A longtime Sylva business owner was arrested on federal charges after agents from the U.S. Bureau of Alcohol, Tobacco and Firearms surrounded his Main Street store Friday morning.
Nothing would reflect better on this country than to have a rational, reasoned debate on gun violence and what steps could be taken to curb it while still adhering to the Second Amendment. One look at the statistics shows how badly this needs to take place.
But we aren’t getting close. In face, a recent law introduced in the North Carolina General Assembly would be a step in the wrong direction.
A Sylva gun storeowner was given special permission to fire weapons in the town limits by town leaders this month.
The defeat of gun control legislation in the Senate wasn’t as much surprising as it was disappointing. This is one of those issues — like gay rights or even limits on tobacco advertising and use — that will eventually gain overwhelming support. Public opinion and a changing electorate will eventually win out. I’d bet the farm on it. Unfortunately, many more tragedies — some preventable — and a few more years will have to pass.
Sandy Hook is still fresh in our minds. In truth, the Senate legislation would likely not have stopped a mentally unstable son from murdering his mother and taking her guns into an elementary school. But even the utter senselessness of that massacre was not enough to convince politicians who feared voter amnesia and an election backlash.
All loaded up and no place to shoot — such is the plight of gun owners in Macon County, especially when its raining or snowing outside. That’s because the closest indoor shooting range to Franklin is as far as Asheville or Brevard.
The Canton Police Department is considering selling two 80-year-old submachine guns and using the proceeds to pay for new and better equipment for the force — before the federal government possibly bans such weapons.
Editor’s Note: Given the national debate over gun legislation and controversy swirling around gun shows in particular, The Smoky Mountain News was curious to see just what goes on at a gun show. Join our reporter on a stroll through the exhibit hall of a gun show at the Haywood County Fairgrounds last weekend and meet some of the hobbyists that wheel and deal in collector’s firearms.
By Bob Scott • Guest Columnist
After the killing of 26 children and adults by a young man using a semi-automatic gun best used for combat, the knee-jerk reactions have begun.
Politicians on the Democrat side of the aisle are calling for assault weapon bans. Some Republicans are saying we need more guns. Others are claiming that if we arm more people, they will stop a shooter. If more people carry guns, there will be less crime. Schools should have armed guards. All of these solutions are inconclusive. However, 19 mass killings in the past five years have produced no reasonable answer to this terrible national problem. Stronger gun control will probably have no effect as there are more than 300 million guns in our society. It would be impossible to round up these guns or even attempt to register them.
Gary Peebles • Guest Columnist
In an entirely predictable way, the Connecticut shootings have touched off another round in the debate about gun control in America. Both sides have valid points. The left is correct; guns are exceptionally efficient killing machines that seem to carry a mystique about them, after all you don’t read stories of 20 children being bludgeoned the death by a baseball-bat wielding loner.

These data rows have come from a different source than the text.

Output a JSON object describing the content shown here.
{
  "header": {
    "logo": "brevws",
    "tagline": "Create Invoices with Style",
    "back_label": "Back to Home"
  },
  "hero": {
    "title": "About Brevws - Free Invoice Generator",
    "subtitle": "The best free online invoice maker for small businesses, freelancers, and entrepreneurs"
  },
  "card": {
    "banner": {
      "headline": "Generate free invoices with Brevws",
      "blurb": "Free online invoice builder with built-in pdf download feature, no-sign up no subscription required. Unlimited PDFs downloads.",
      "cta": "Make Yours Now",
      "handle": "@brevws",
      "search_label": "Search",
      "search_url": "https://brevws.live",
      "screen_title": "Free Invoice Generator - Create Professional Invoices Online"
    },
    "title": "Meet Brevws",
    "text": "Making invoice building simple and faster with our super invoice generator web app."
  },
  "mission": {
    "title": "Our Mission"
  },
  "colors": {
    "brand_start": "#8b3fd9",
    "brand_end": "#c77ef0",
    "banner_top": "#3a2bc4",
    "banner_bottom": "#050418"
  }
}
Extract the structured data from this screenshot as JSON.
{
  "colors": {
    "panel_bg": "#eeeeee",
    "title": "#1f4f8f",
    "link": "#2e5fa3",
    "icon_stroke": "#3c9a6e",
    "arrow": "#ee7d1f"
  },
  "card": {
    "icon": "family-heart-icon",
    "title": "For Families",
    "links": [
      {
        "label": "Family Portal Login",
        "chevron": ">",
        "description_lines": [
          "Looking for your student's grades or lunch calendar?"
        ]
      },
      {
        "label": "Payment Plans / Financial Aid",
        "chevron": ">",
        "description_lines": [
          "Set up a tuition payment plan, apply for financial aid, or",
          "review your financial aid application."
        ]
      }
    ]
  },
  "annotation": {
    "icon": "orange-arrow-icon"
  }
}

As Carol Adams approached the table of automatic rifles, she looked giddily around and picked the fully-automatic Swedish K out of the lineup.
“This is my first time ever firing a gun,” she said as she stepped up to the firing range, fired off a few rounds and then switched over to the Heckler and Koch MP5, the same make of gun that killed Osama Bin Laden. She continued firing through the whole magazine.